The transport and deposition of anthropogenic nitrogen (N) to downwind ecosystems is significant and can be a dominant source of new N to many watersheds. Bacterially mediated denitrification in lake sediments may ameliorate the effects of N loading by permanently removing such inputs. We measured denitrification in sediments collected from lakes in the Colorado Rocky Mountains (USA) receiving elevated (5-8 kg N ha -1 y -1) or low (<2 kg N ha -1 y -1) inputs of atmospheric N deposition. The nitrate (NO 3 -) concentration was significantly greater in high-deposition lakes (11.3 μmol l -1) compared to low-deposition lakes (3.3 μmol l -1). Background denitrification was positively related to NO 3 - concentrations and we estimate that the sampled lakes are capable of removing a significant portion of N inputs via sediment denitrification. We also conducted a dose-response experiment to determine whether chronic N loading has altered sediment denitrification capacity. Under Michaelis-Menten kinetics, the maximum denitrification rate and half-saturation NO 3 - concentration did not differ between deposition regions and were 765 μmol N m -2 h -1 and 293 μmol l -1 NO 3 -, respectively, for all lakes. We enumerated the abundances of nitrate-and nitrite-reducing bacteria and found no difference between high-and low-deposition lakes. The abundance of these bacteria was related to available light and bulk sediment resources. Our findings support a growing body of evidence that lakes play an important role in N removal and, furthermore, suggest that current levels of N deposition have not altered the abundance of denitrifying bacteria or saturated the capacity for sediment denitrification.

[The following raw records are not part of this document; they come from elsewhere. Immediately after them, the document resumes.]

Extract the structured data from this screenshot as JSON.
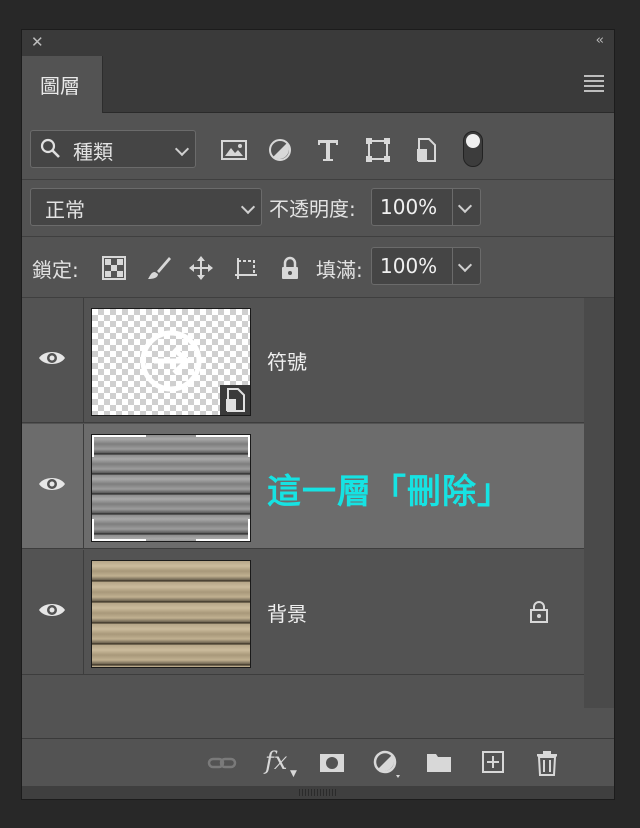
{
  "panel": {
    "tab_label": "圖層"
  },
  "filter": {
    "kind_label": "種類",
    "icons": [
      "image-filter-icon",
      "adjustment-filter-icon",
      "type-filter-icon",
      "shape-filter-icon",
      "smart-object-filter-icon",
      "filter-toggle"
    ]
  },
  "blend": {
    "mode": "正常",
    "opacity_label": "不透明度:",
    "opacity_value": "100%"
  },
  "lock": {
    "label": "鎖定:",
    "fill_label": "填滿:",
    "fill_value": "100%"
  },
  "layers": [
    {
      "name": "符號",
      "visible": true,
      "type": "smart-object"
    },
    {
      "name": "這一層「刪除」",
      "visible": true,
      "selected": true
    },
    {
      "name": "背景",
      "visible": true,
      "locked": true
    }
  ],
  "colors": {
    "panel_bg": "#535353",
    "selected_row": "#6c6c6c",
    "annotation_text": "#16e3e3"
  },
  "bottom_icons": [
    "link-layers-icon",
    "fx-icon",
    "layer-mask-icon",
    "adjustment-layer-icon",
    "group-folder-icon",
    "new-layer-icon",
    "trash-icon"
  ],
  "bottom_labels": {
    "fx": "fx"
  }
}
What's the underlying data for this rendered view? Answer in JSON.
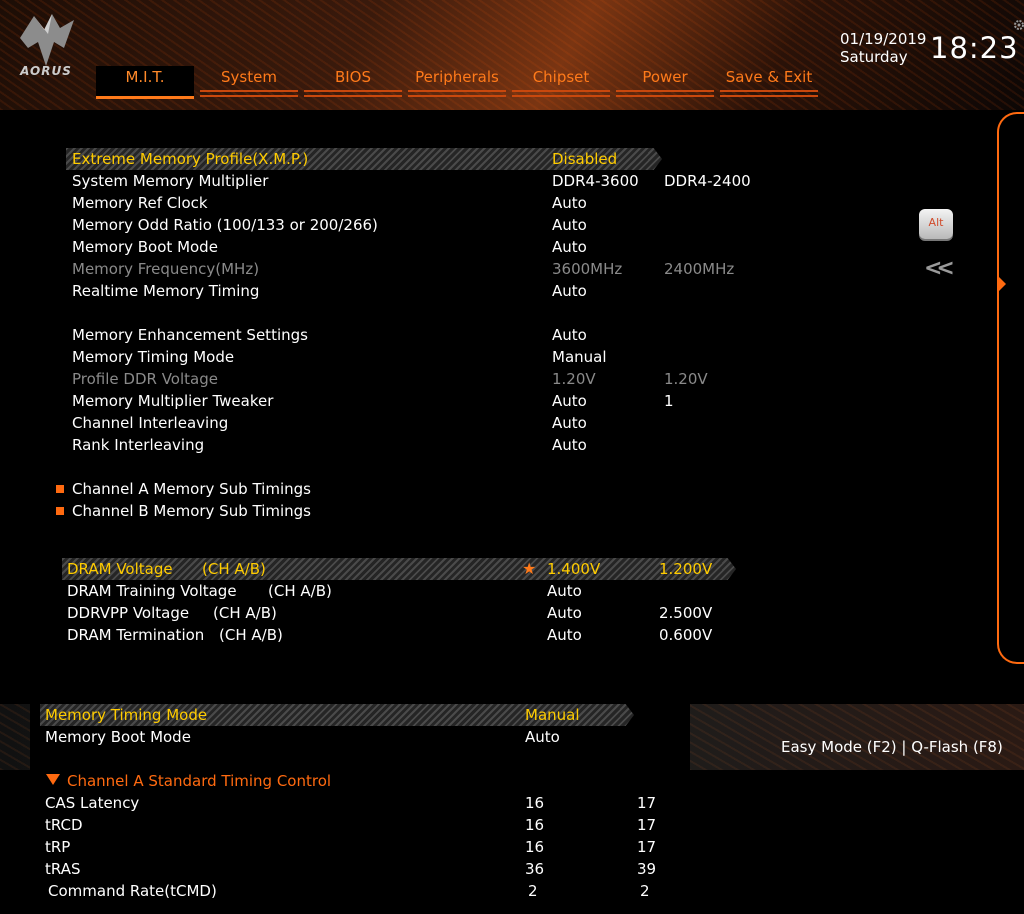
{
  "header": {
    "logo_text": "AORUS",
    "tabs": [
      {
        "label": "M.I.T.",
        "active": true
      },
      {
        "label": "System"
      },
      {
        "label": "BIOS"
      },
      {
        "label": "Peripherals"
      },
      {
        "label": "Chipset"
      },
      {
        "label": "Power"
      },
      {
        "label": "Save & Exit"
      }
    ],
    "date": "01/19/2019",
    "day": "Saturday",
    "time": "18:23"
  },
  "side": {
    "alt_key_label": "Alt"
  },
  "memory": {
    "xmp": {
      "label": "Extreme Memory Profile(X.M.P.)",
      "value": "Disabled"
    },
    "multiplier": {
      "label": "System Memory Multiplier",
      "value": "DDR4-3600",
      "value2": "DDR4-2400"
    },
    "ref_clock": {
      "label": "Memory Ref Clock",
      "value": "Auto"
    },
    "odd_ratio": {
      "label": "Memory Odd Ratio (100/133 or 200/266)",
      "value": "Auto"
    },
    "boot_mode": {
      "label": "Memory Boot Mode",
      "value": "Auto"
    },
    "frequency": {
      "label": "Memory Frequency(MHz)",
      "value": "3600MHz",
      "value2": "2400MHz"
    },
    "realtime": {
      "label": "Realtime Memory Timing",
      "value": "Auto"
    },
    "enhancement": {
      "label": "Memory Enhancement Settings",
      "value": "Auto"
    },
    "timing_mode": {
      "label": "Memory Timing Mode",
      "value": "Manual"
    },
    "profile_voltage": {
      "label": "Profile DDR Voltage",
      "value": "1.20V",
      "value2": "1.20V"
    },
    "mult_tweaker": {
      "label": "Memory Multiplier Tweaker",
      "value": "Auto",
      "value2": "1"
    },
    "channel_interleave": {
      "label": "Channel Interleaving",
      "value": "Auto"
    },
    "rank_interleave": {
      "label": "Rank Interleaving",
      "value": "Auto"
    },
    "sub_a": "Channel A Memory Sub Timings",
    "sub_b": "Channel B Memory Sub Timings"
  },
  "voltage": {
    "dram": {
      "label": "DRAM Voltage",
      "ch": "(CH A/B)",
      "value": "1.400V",
      "value2": "1.200V"
    },
    "training": {
      "label": "DRAM Training Voltage",
      "ch": "(CH A/B)",
      "value": "Auto"
    },
    "ddrvpp": {
      "label": "DDRVPP Voltage",
      "ch": "(CH A/B)",
      "value": "Auto",
      "value2": "2.500V"
    },
    "termination": {
      "label": "DRAM Termination",
      "ch": "(CH A/B)",
      "value": "Auto",
      "value2": "0.600V"
    }
  },
  "bottom": {
    "timing_mode": {
      "label": "Memory Timing Mode",
      "value": "Manual"
    },
    "boot_mode": {
      "label": "Memory Boot Mode",
      "value": "Auto"
    },
    "section_title": "Channel A Standard Timing Control",
    "rows": [
      {
        "label": "CAS Latency",
        "value": "16",
        "value2": "17"
      },
      {
        "label": "tRCD",
        "value": "16",
        "value2": "17"
      },
      {
        "label": "tRP",
        "value": "16",
        "value2": "17"
      },
      {
        "label": "tRAS",
        "value": "36",
        "value2": "39"
      },
      {
        "label": "Command Rate(tCMD)",
        "value": "2",
        "value2": "2"
      }
    ],
    "hotkeys": "Easy Mode (F2)  |  Q-Flash (F8)"
  }
}
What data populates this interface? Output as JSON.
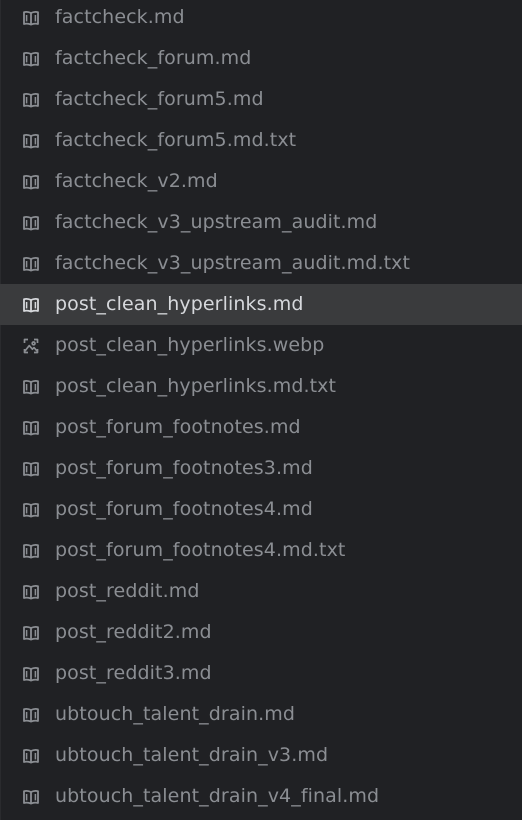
{
  "files": [
    {
      "name": "factcheck.md",
      "icon": "book-icon",
      "selected": false
    },
    {
      "name": "factcheck_forum.md",
      "icon": "book-icon",
      "selected": false
    },
    {
      "name": "factcheck_forum5.md",
      "icon": "book-icon",
      "selected": false
    },
    {
      "name": "factcheck_forum5.md.txt",
      "icon": "book-icon",
      "selected": false
    },
    {
      "name": "factcheck_v2.md",
      "icon": "book-icon",
      "selected": false
    },
    {
      "name": "factcheck_v3_upstream_audit.md",
      "icon": "book-icon",
      "selected": false
    },
    {
      "name": "factcheck_v3_upstream_audit.md.txt",
      "icon": "book-icon",
      "selected": false
    },
    {
      "name": "post_clean_hyperlinks.md",
      "icon": "book-icon",
      "selected": true
    },
    {
      "name": "post_clean_hyperlinks.webp",
      "icon": "image-icon",
      "selected": false
    },
    {
      "name": "post_clean_hyperlinks.md.txt",
      "icon": "book-icon",
      "selected": false
    },
    {
      "name": "post_forum_footnotes.md",
      "icon": "book-icon",
      "selected": false
    },
    {
      "name": "post_forum_footnotes3.md",
      "icon": "book-icon",
      "selected": false
    },
    {
      "name": "post_forum_footnotes4.md",
      "icon": "book-icon",
      "selected": false
    },
    {
      "name": "post_forum_footnotes4.md.txt",
      "icon": "book-icon",
      "selected": false
    },
    {
      "name": "post_reddit.md",
      "icon": "book-icon",
      "selected": false
    },
    {
      "name": "post_reddit2.md",
      "icon": "book-icon",
      "selected": false
    },
    {
      "name": "post_reddit3.md",
      "icon": "book-icon",
      "selected": false
    },
    {
      "name": "ubtouch_talent_drain.md",
      "icon": "book-icon",
      "selected": false
    },
    {
      "name": "ubtouch_talent_drain_v3.md",
      "icon": "book-icon",
      "selected": false
    },
    {
      "name": "ubtouch_talent_drain_v4_final.md",
      "icon": "book-icon",
      "selected": false
    }
  ],
  "colors": {
    "background": "#202124",
    "selected_row": "#3a3b3d",
    "text": "#8b8e93",
    "text_selected": "#d6d8dc",
    "icon": "#8b8e93"
  }
}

- Atmospheric nitrogen deposition
- Denitrifier abundance